→ REQUIRED ACTION: Write the records out exactly, so that no picture remains in the copy.

(Records from a collection)
.....
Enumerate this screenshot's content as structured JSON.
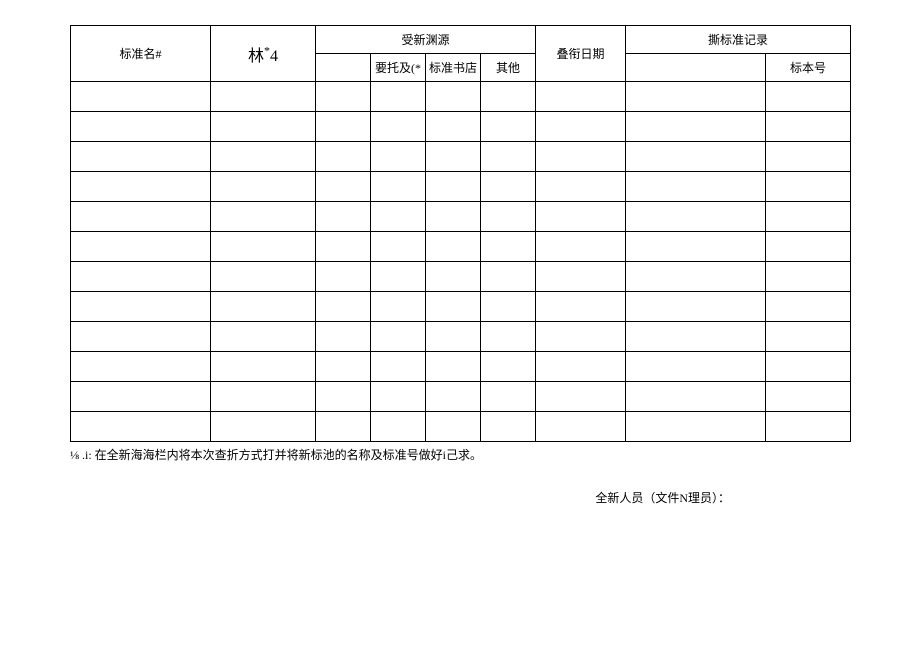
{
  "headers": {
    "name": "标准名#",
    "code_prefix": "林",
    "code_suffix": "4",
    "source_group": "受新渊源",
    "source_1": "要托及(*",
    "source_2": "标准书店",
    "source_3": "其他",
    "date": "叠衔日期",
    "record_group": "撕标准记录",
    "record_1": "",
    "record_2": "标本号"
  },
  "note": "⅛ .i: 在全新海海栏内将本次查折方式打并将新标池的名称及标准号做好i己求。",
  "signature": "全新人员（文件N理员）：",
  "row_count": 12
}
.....
→ YOUR RESPONSE:
Enumerate this screenshot's content as structured JSON.
{
  "headers": {
    "name": "标准名#",
    "code_prefix": "林",
    "code_suffix": "4",
    "source_group": "受新渊源",
    "source_1": "要托及(*",
    "source_2": "标准书店",
    "source_3": "其他",
    "date": "叠衔日期",
    "record_group": "撕标准记录",
    "record_1": "",
    "record_2": "标本号"
  },
  "note": "⅛ .i: 在全新海海栏内将本次查折方式打并将新标池的名称及标准号做好i己求。",
  "signature": "全新人员（文件N理员）：",
  "row_count": 12
}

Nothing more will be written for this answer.